The problem in the 1970s had deep roots. Previously, caring for older people was essentially unpaid women’s work, and only the extremely ill wound up in institutional settings. But the collapse of industrial employment and the single-breadwinner family in the 1970s, along with the passage of Medicare and Medicaid in 1965, drove a rising share of elder care into institutions. This process was especially pronounced in the areas we now call the Rust Belt, where prevailing economic arrangements were falling apart most rapidly, and the population was aging steeply as young people left to seek opportunity elsewhere. Demand for long-term care was rising while public budgets were crunched under pressure from de-industrialization and falling tax revenue. This was a recipe for abuse. It’s a pattern that the political theorist Nancy Fraser has labeled a “crisis of care,” a recurrent phenomenon occurring at economic transition points. The 1970s, at the end of the postwar economic boom, were one such moment. Now, in the long aftermath of the 2008 financial crisis, we are in another.

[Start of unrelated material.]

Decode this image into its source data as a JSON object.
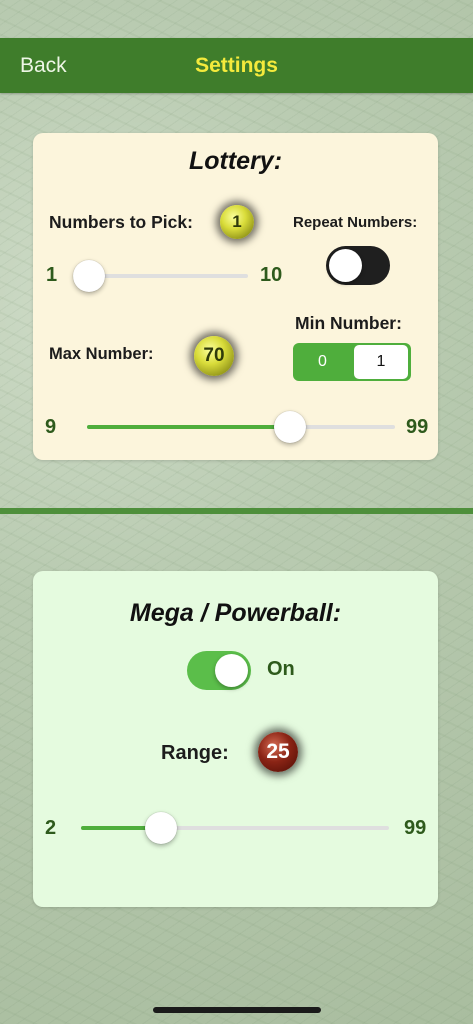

What the 1970s epidemic tells us is that the core dynamic leading to abuse in long-term care is the tension between declining funding and rising demand. This tension occurs when long-term processes of social change, like the aging of the population, coincide with short-term budget cuts. Long-term care is an extremely labor-intensive business, so wages and benefits are always the biggest line item in a nursing home’s budget — commonly as much as 65 percent of total costs. When Medicaid is cut, states will be forced to decrease the rates at which they reimburse nursing homes for care. Nursing homes will experience budgetary pressure, which will lead them to decrease the number of staff or the amount of time that staff can spend with patients.
Today, our entire society is aging steeply in the way that the Rust Belt did in the 1970s. While the supply of unwaged domestic care labor — that is, women who did care work for free — was diminishing rapidly then, the pool of such free labor is smaller still today. We will eventually need to expand and reinvent our elder care system to deal with these changes. We will need to pay more, not less, for care labor if we want something more humane than warehousing for our elders.

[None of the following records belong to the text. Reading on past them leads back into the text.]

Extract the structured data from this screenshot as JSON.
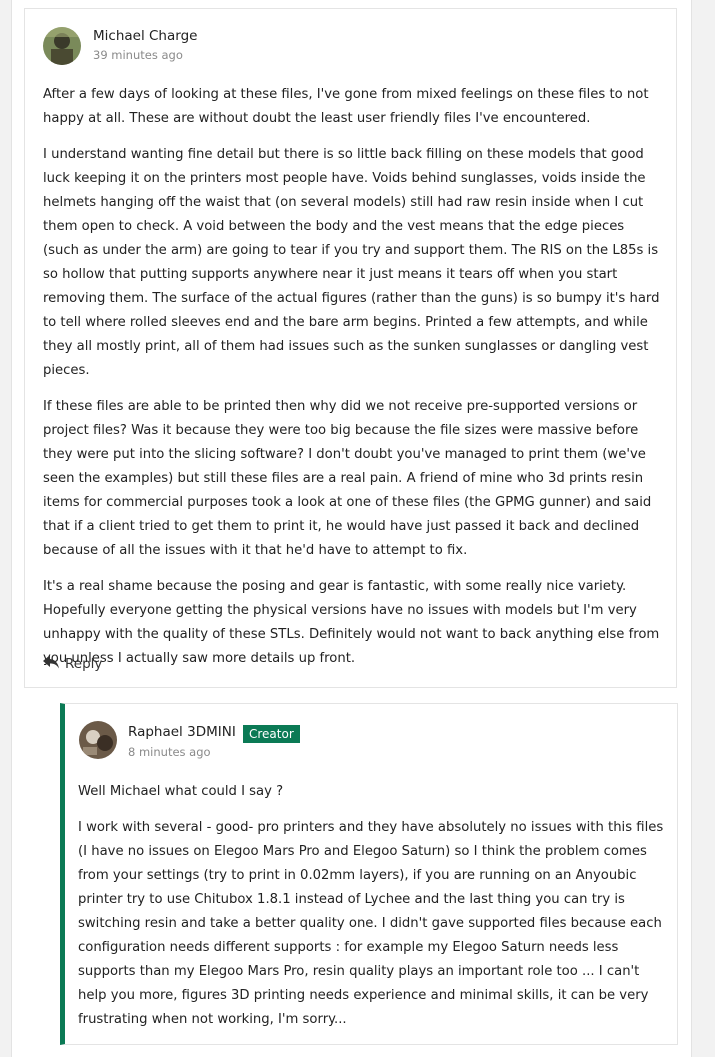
{
  "comment": {
    "author": "Michael Charge",
    "time": "39 minutes ago",
    "paragraphs": [
      "After a few days of looking at these files, I've gone from mixed feelings on these files to not happy at all. These are without doubt the least user friendly files I've encountered.",
      "I understand wanting fine detail but there is so little back filling on these models that good luck keeping it on the printers most people have. Voids behind sunglasses, voids inside the helmets hanging off the waist that (on several models) still had raw resin inside when I cut them open to check. A void between the body and the vest means that the edge pieces (such as under the arm) are going to tear if you try and support them. The RIS on the L85s is so hollow that putting supports anywhere near it just means it tears off when you start removing them. The surface of the actual figures (rather than the guns) is so bumpy it's hard to tell where rolled sleeves end and the bare arm begins. Printed a few attempts, and while they all mostly print, all of them had issues such as the sunken sunglasses or dangling vest pieces.",
      "If these files are able to be printed then why did we not receive pre-supported versions or project files? Was it because they were too big because the file sizes were massive before they were put into the slicing software? I don't doubt you've managed to print them (we've seen the examples) but still these files are a real pain. A friend of mine who 3d prints resin items for commercial purposes took a look at one of these files (the GPMG gunner) and said that if a client tried to get them to print it, he would have just passed it back and declined because of all the issues with it that he'd have to attempt to fix.",
      "It's a real shame because the posing and gear is fantastic, with some really nice variety. Hopefully everyone getting the physical versions have no issues with models but I'm very unhappy with the quality of these STLs. Definitely would not want to back anything else from you unless I actually saw more details up front."
    ],
    "reply_label": "Reply"
  },
  "reply": {
    "author": "Raphael 3DMINI",
    "badge": "Creator",
    "time": "8 minutes ago",
    "paragraphs": [
      "Well Michael what could I say ?",
      "I work with several - good- pro printers and they have absolutely no issues with this files (I have no issues on Elegoo Mars Pro and Elegoo Saturn) so I think the problem comes from your settings (try to print in 0.02mm layers), if you are running on an Anyoubic printer try to use Chitubox 1.8.1 instead of Lychee and the last thing you can try is switching resin and take a better quality one. I didn't gave supported files because each configuration needs different supports : for example my Elegoo Saturn needs less supports than my Elegoo Mars Pro, resin quality plays an important role too ... I can't help you more, figures 3D printing needs experience and minimal skills, it can be very frustrating when not working, I'm sorry..."
    ]
  },
  "colors": {
    "accent": "#0b7a55",
    "muted_text": "#8a8a8a"
  }
}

In the meantime, though, we already know what happens when we move in the opposite direction — not the hyperbolic death panels of 2009, but the sobering reality of a crisis of care. Just as the British Conservative Party saw its electoral fortunes reverse this spring after it proposed the so-called dementia tax, the Republicans will feel the sting of the harm they do if they enact these cuts. As a nonagenarian in an abusive Pennsylvania home said to a nurse’s aide, according to a 1975 report, “I curse you, I curse you — that you will live to feel 90 years old in your bones and will know what you’ve done to me.”